Indeed the letter did reach HPI, and its management decided to send a representative to analyze the area. “The second step had been completed, but the more difficult steps were to come,” says Keagy. When she met the representative from HPI, she learned its plans to give her village just one cow. Her first reaction was one of disappointment. So she started to build a coalition group with other village women to gain more livestock.

The women, who did all the harvest work in this village, started to build animal shelters and raise crops. “HPI saw this and got involved and started to teach the ladies how to care for the cows. We need to make sure that they do not just eat the animal. The point of the original animal is to expand,” explains Keagy.

After two years of training, the women were ready for the task of taking on more livestock. Following, HPI decided to donate 15 cows from a nearby country to the deprived and suffering village.” Keagy notes that the animals were periodically artificially fertilized on location by trained Heifer Project staff.

As a condition of the gift, the village was asked to “pass on the gift” by sharing the first female offspring of the animals with other needy villages — 15 in all — ensuring project continuity and multiplying benefits of the original gift for generations. This process keeps the chain of life rolling on, which gives hope to others in poverty and despair, says Keagy. “Now they have fresh milk, and the second born baby calves are healthy,” says Keagy. “That is a typical scene in third world countries.”

The first act from this story begins on Keagy’s Live Oak Canyon Heifer Project farm found in the back of his home.

Keagy loves seeing children smile and gains satisfaction knowing he is providing food in the mouths of hungry people. He is inspired by knowing that HPI is helping hungry people feed themselves — an act that brings hope and builds stronger families, communities and, ultimately, a better world.

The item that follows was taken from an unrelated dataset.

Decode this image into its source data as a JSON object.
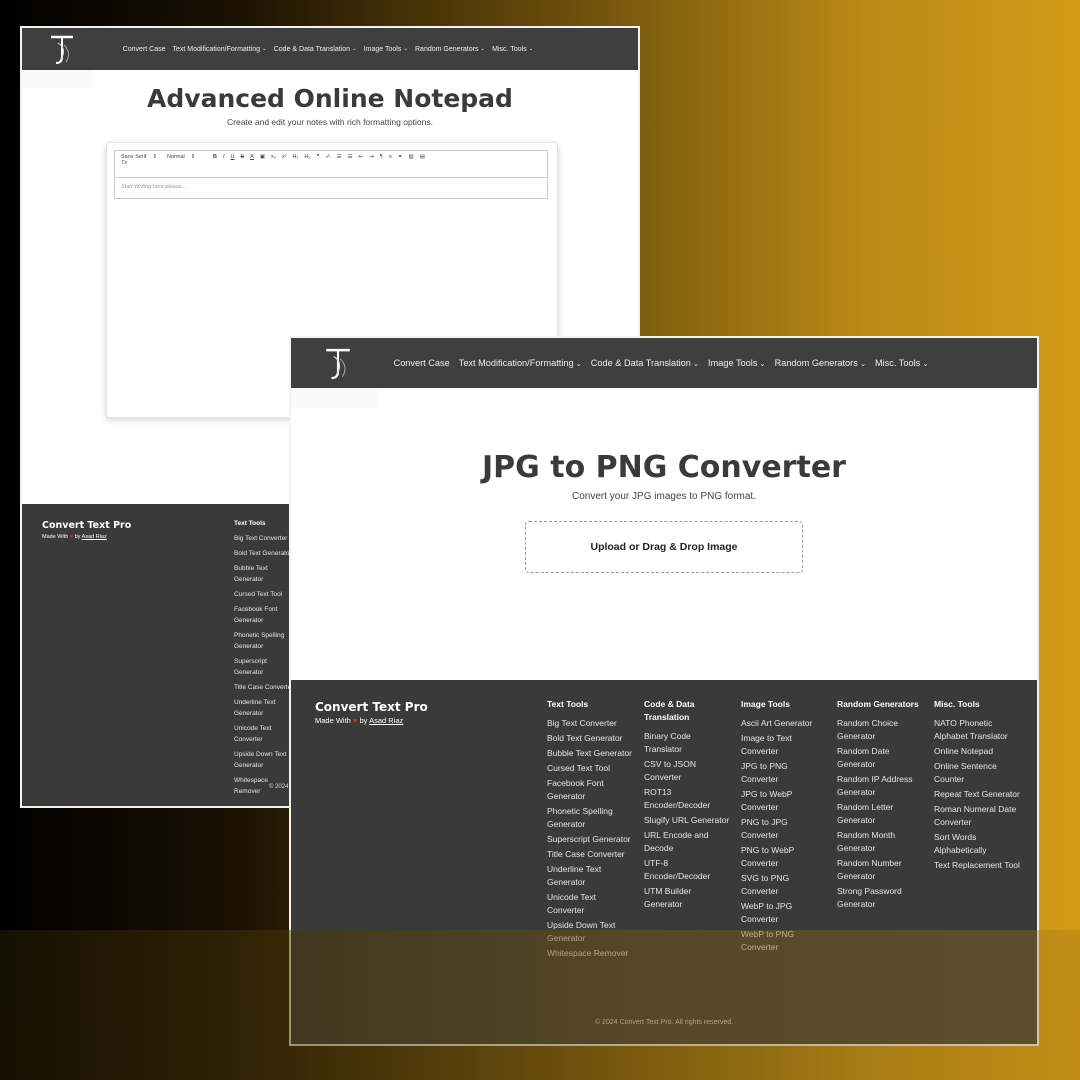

This opportunity, for Keagy, has been initiated through the freedom and privileges that residents have on La Verne’s northeast border. In this particular place on Keagy’s county ranch, it is a frontier of hope for people in need.